TASK GOAL: The lines to copy are those holding the string "zullen" in the entries below.

DATA FOR PROCESSING:
BEGIN

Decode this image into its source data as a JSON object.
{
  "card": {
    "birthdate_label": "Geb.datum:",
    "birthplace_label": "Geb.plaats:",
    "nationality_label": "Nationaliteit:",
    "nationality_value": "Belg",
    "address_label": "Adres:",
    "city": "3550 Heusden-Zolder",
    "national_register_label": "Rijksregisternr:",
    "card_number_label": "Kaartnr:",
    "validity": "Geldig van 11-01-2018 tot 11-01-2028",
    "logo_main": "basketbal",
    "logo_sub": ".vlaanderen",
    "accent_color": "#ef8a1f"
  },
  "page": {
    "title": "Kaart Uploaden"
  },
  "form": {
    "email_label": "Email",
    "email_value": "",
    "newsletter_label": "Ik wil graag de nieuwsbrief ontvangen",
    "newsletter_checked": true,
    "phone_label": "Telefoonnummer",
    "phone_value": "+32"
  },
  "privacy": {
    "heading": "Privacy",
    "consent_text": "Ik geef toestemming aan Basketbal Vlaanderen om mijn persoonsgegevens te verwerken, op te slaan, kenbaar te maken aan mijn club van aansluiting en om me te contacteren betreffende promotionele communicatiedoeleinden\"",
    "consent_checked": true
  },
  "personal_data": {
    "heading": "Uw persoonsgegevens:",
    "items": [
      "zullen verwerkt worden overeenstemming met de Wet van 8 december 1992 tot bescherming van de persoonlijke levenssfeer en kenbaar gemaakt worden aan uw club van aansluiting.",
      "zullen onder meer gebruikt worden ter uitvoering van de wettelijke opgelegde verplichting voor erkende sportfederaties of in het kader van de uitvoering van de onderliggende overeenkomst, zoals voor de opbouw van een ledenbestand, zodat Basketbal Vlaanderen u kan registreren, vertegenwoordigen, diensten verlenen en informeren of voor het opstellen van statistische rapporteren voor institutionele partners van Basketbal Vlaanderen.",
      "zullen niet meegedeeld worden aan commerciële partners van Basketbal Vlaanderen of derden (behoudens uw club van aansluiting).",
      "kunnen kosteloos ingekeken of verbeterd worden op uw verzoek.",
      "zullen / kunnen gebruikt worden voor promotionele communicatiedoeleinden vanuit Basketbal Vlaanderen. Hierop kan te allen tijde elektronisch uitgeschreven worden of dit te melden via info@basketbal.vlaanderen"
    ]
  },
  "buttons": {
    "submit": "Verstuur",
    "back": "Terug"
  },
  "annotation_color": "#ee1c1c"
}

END
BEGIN

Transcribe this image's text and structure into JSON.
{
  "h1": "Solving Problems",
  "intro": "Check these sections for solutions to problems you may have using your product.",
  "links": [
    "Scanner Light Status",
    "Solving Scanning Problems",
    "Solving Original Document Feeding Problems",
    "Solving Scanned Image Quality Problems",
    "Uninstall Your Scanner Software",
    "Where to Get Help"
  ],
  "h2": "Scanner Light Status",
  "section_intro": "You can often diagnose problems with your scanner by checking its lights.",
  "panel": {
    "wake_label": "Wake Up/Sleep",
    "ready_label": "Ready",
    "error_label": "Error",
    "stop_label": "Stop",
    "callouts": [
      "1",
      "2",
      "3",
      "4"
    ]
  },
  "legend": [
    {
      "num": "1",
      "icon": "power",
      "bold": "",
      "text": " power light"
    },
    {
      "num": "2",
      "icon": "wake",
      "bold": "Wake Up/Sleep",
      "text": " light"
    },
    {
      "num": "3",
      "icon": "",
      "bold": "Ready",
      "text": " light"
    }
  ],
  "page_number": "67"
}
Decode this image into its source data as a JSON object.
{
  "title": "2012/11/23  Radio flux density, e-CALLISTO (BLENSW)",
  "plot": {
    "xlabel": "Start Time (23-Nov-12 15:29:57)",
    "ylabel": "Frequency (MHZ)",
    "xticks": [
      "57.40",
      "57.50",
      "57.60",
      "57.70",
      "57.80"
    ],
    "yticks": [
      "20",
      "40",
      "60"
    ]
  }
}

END

SOLUTION BELOW:
      "zullen verwerkt worden overeenstemming met de Wet van 8 december 1992 tot bescherming van de persoonlijke levenssfeer en kenbaar gemaakt worden aan uw club van aansluiting.",
      "zullen onder meer gebruikt worden ter uitvoering van de wettelijke opgelegde verplichting voor erkende sportfederaties of in het kader van de uitvoering van de onderliggende overeenkomst, zoals voor de opbouw van een ledenbestand, zodat Basketbal Vlaanderen u kan registreren, vertegenwoordigen, diensten verlenen en informeren of voor het opstellen van statistische rapporteren voor institutionele partners van Basketbal Vlaanderen.",
      "zullen niet meegedeeld worden aan commerciële partners van Basketbal Vlaanderen of derden (behoudens uw club van aansluiting).",
      "zullen / kunnen gebruikt worden voor promotionele communicatiedoeleinden vanuit Basketbal Vlaanderen. Hierop kan te allen tijde elektronisch uitgeschreven worden of dit te melden via info@basketbal.vlaanderen"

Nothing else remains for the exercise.